»»

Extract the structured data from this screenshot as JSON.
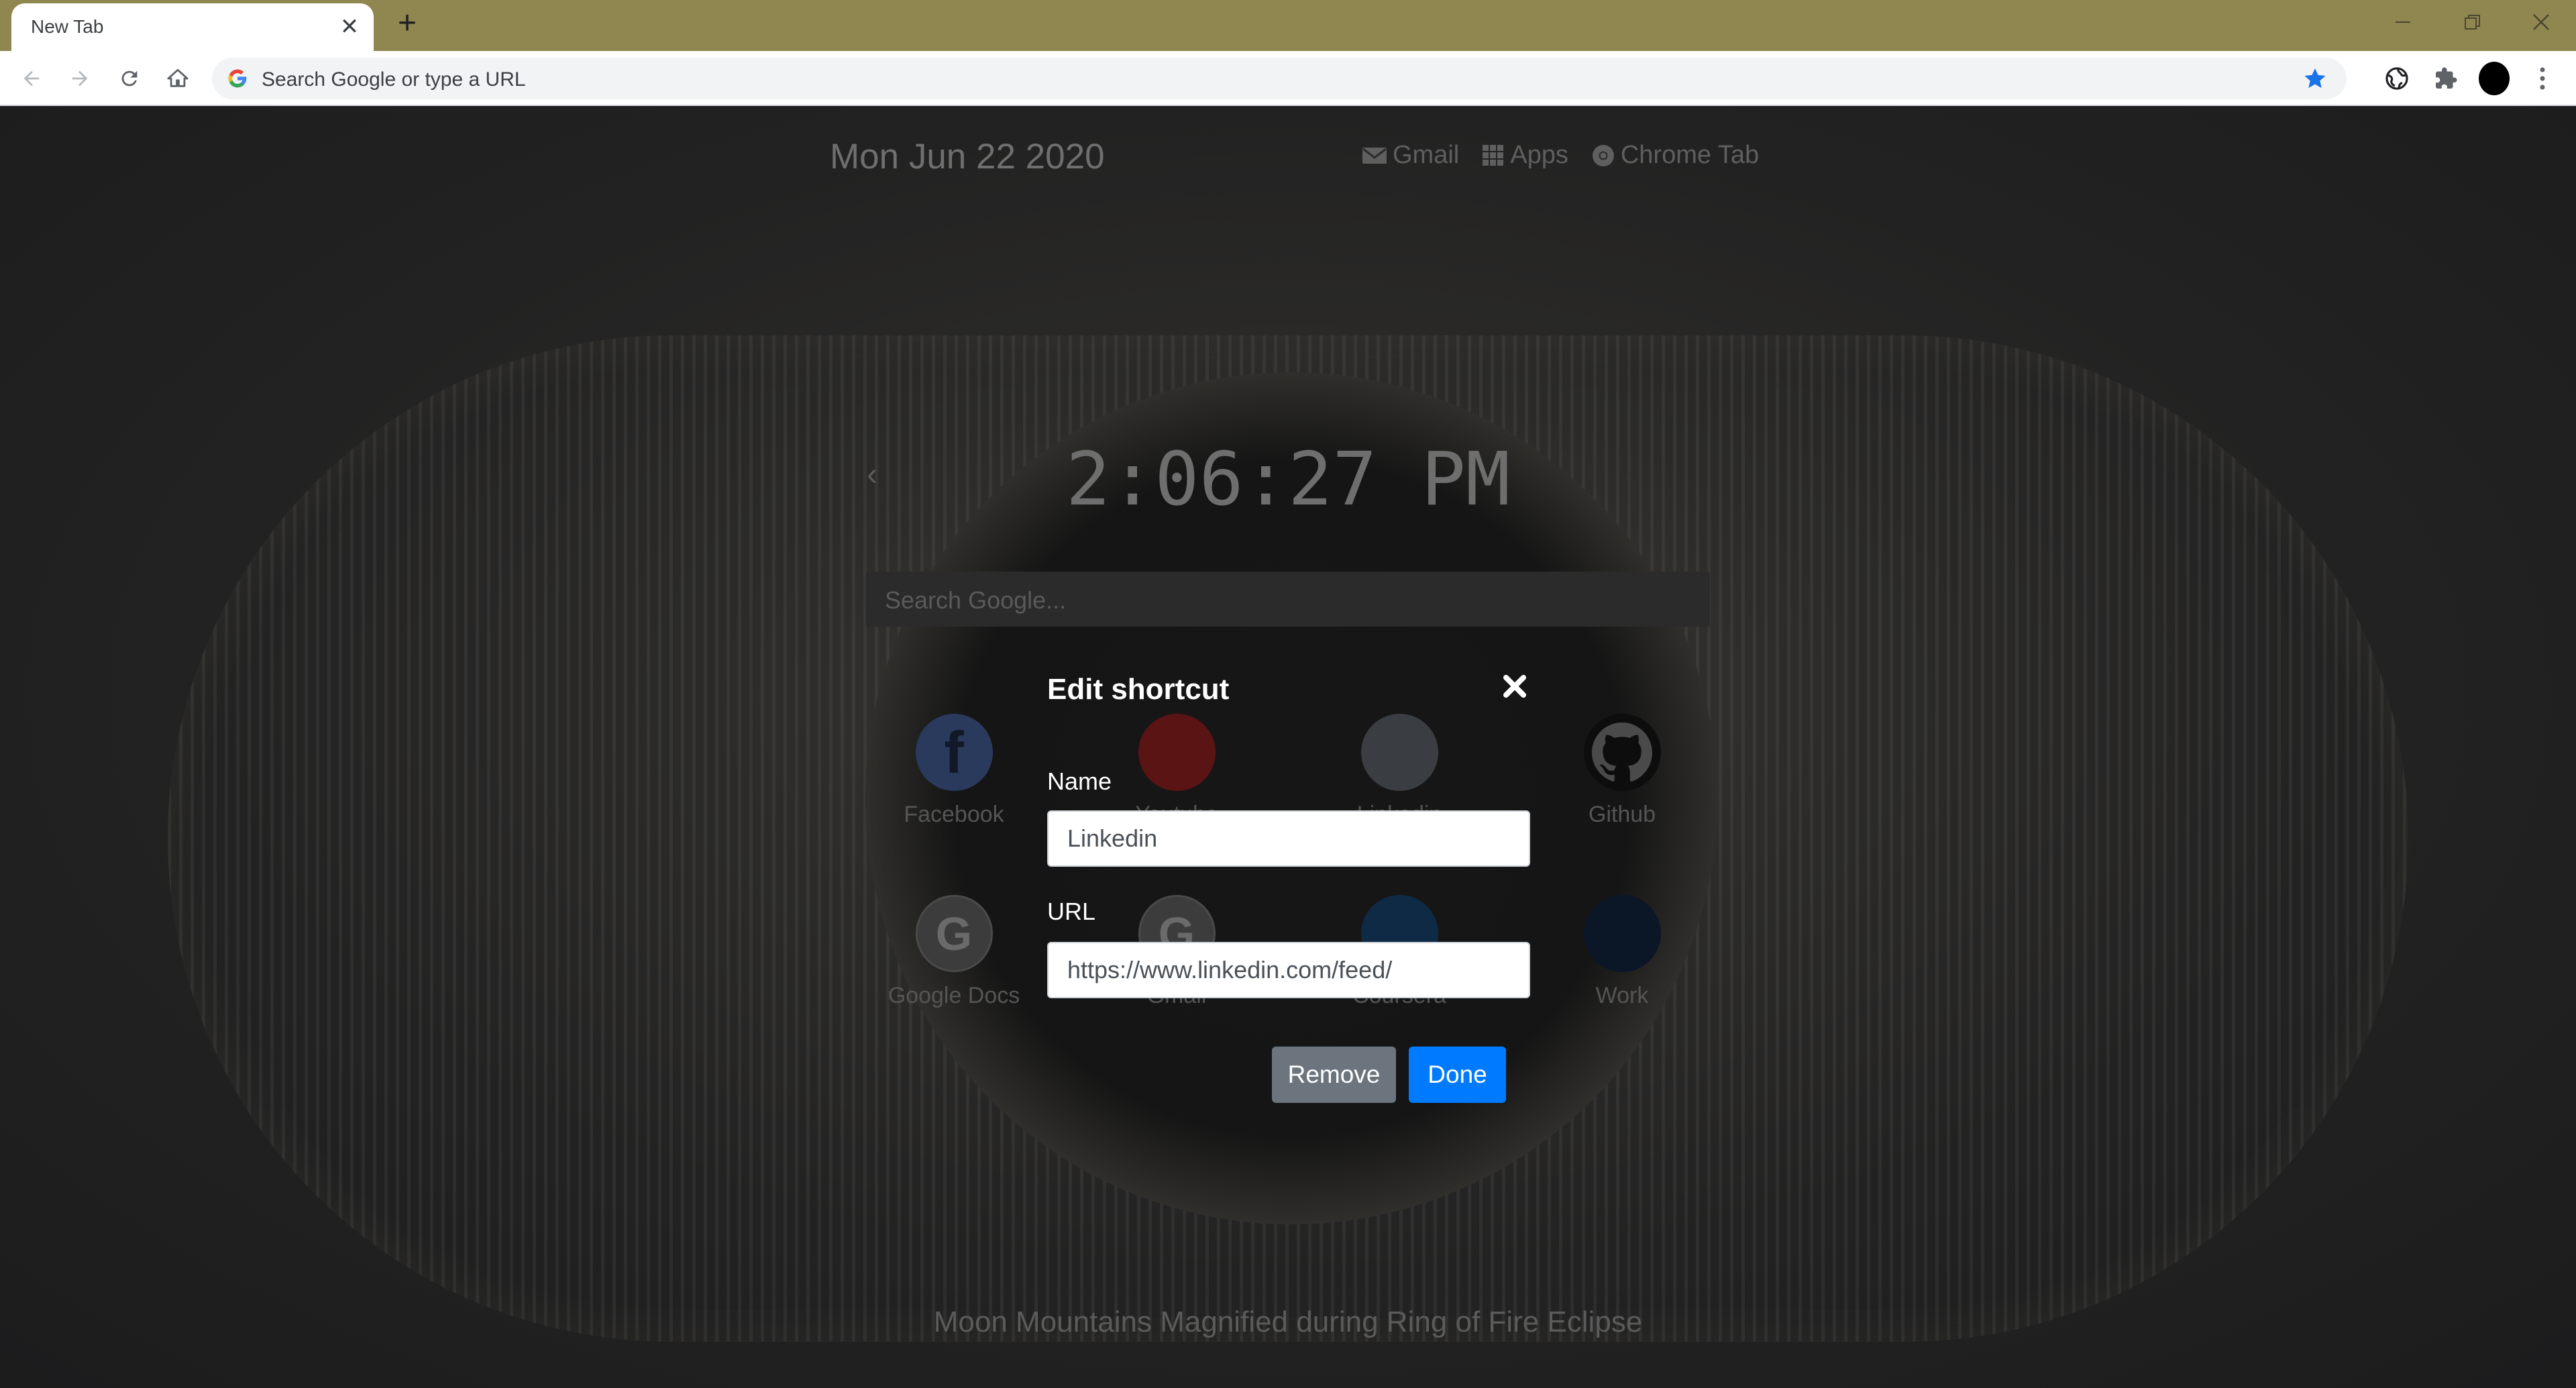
{
  "browser": {
    "tab_title": "New Tab",
    "tab_close": "✕",
    "new_tab": "+",
    "omnibox_placeholder": "Search Google or type a URL"
  },
  "page": {
    "date": "Mon Jun 22 2020",
    "top_links": [
      {
        "label": "Gmail",
        "icon": "envelope-icon"
      },
      {
        "label": "Apps",
        "icon": "grid-icon"
      },
      {
        "label": "Chrome Tab",
        "icon": "chrome-icon"
      }
    ],
    "clock": "2:06:27 PM",
    "search_placeholder": "Search Google...",
    "shortcuts": [
      {
        "label": "Facebook"
      },
      {
        "label": "Youtube"
      },
      {
        "label": "Linkedin"
      },
      {
        "label": "Github"
      },
      {
        "label": "Google Docs"
      },
      {
        "label": "Gmail"
      },
      {
        "label": "Coursera"
      },
      {
        "label": "Work"
      }
    ],
    "caption": "Moon Mountains Magnified during Ring of Fire Eclipse"
  },
  "modal": {
    "title": "Edit shortcut",
    "name_label": "Name",
    "name_value": "Linkedin",
    "url_label": "URL",
    "url_value": "https://www.linkedin.com/feed/",
    "remove_label": "Remove",
    "done_label": "Done"
  },
  "colors": {
    "tabstrip": "#8f8650",
    "primary_button": "#007bff",
    "secondary_button": "#6c757d",
    "star": "#1a73e8"
  }
}
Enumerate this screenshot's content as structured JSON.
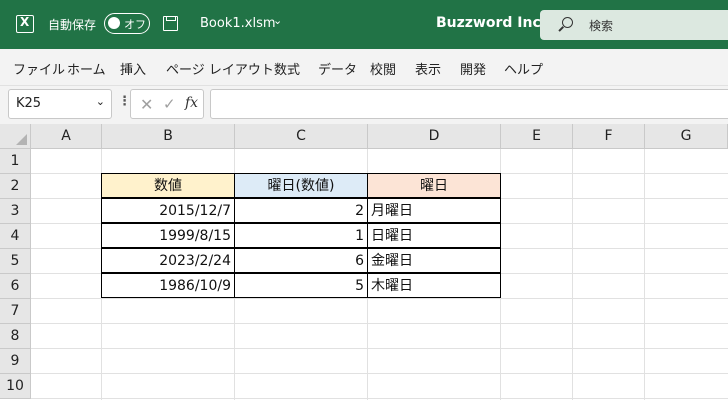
{
  "titlebar": {
    "autosave_label": "自動保存",
    "toggle_text": "オフ",
    "filename": "Book1.xlsm",
    "filename_chevron": "⌄",
    "brand": "Buzzword Inc.",
    "search_placeholder": "検索",
    "bg_color": "#217346"
  },
  "menu": [
    "ファイル",
    "ホーム",
    "挿入",
    "ページ レイアウト",
    "数式",
    "データ",
    "校閲",
    "表示",
    "開発",
    "ヘルプ"
  ],
  "formula_bar": {
    "name_box": "K25",
    "cancel": "✕",
    "enter": "✓",
    "fx": "fx",
    "formula": ""
  },
  "columns": [
    "A",
    "B",
    "C",
    "D",
    "E",
    "F",
    "G"
  ],
  "rows": [
    "1",
    "2",
    "3",
    "4",
    "5",
    "6",
    "7",
    "8",
    "9",
    "10"
  ],
  "table": {
    "headers": [
      "数値",
      "曜日(数値)",
      "曜日"
    ],
    "header_colors": [
      "#fff2cc",
      "#ddebf7",
      "#fce4d6"
    ],
    "rows": [
      [
        "2015/12/7",
        "2",
        "月曜日"
      ],
      [
        "1999/8/15",
        "1",
        "日曜日"
      ],
      [
        "2023/2/24",
        "6",
        "金曜日"
      ],
      [
        "1986/10/9",
        "5",
        "木曜日"
      ]
    ]
  }
}
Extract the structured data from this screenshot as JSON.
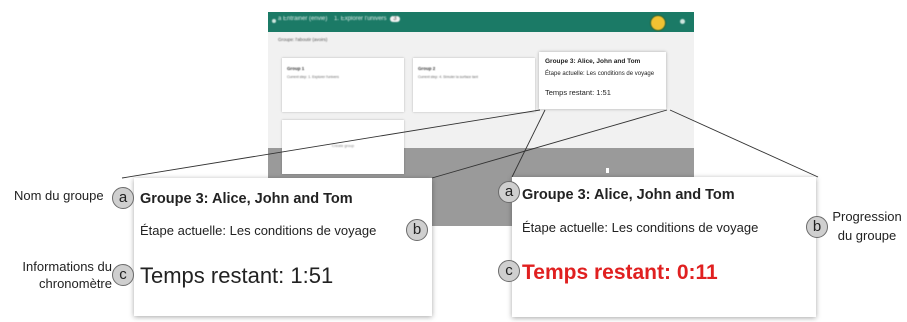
{
  "screenshot": {
    "crumb_1": "a Entrainer (envie)",
    "crumb_2": "1. Explorer l'univers",
    "crumb_pill": "3",
    "caption": "Groupe: l'aboutir (avoirs)",
    "mini_cards": [
      {
        "title": "Group 1",
        "subtitle": "Current step: 1. Explorer l'univers"
      },
      {
        "title": "Group 2",
        "subtitle": "Current step: 4. Simuler la surface tant"
      },
      {
        "title": "",
        "subtitle": "Create group"
      }
    ]
  },
  "small_card": {
    "title": "Groupe 3: Alice, John and Tom",
    "step": "Étape actuelle: Les conditions de voyage",
    "timer": "Temps restant: 1:51"
  },
  "card_left": {
    "title": "Groupe 3: Alice, John and Tom",
    "step": "Étape actuelle: Les conditions de voyage",
    "timer": "Temps restant: 1:51"
  },
  "card_right": {
    "title": "Groupe 3: Alice, John and Tom",
    "step": "Étape actuelle: Les conditions de voyage",
    "timer": "Temps restant: 0:11"
  },
  "markers": {
    "a": "a",
    "b": "b",
    "c": "c"
  },
  "labels": {
    "group_name": "Nom du groupe",
    "timer_info_line1": "Informations du",
    "timer_info_line2": "chronomètre",
    "progress_line1": "Progression",
    "progress_line2": "du groupe"
  },
  "colors": {
    "topbar": "#1b7a66",
    "timer_alert": "#e02020",
    "marker_fill": "#cfcfcf"
  }
}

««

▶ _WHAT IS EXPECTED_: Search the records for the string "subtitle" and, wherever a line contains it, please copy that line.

▶ _ANSWER TO THIS PROBLEM_:
        "subtitle": "Current step: 1. Explorer l'univers"
        "subtitle": "Current step: 4. Simuler la surface tant"
        "subtitle": "Create group"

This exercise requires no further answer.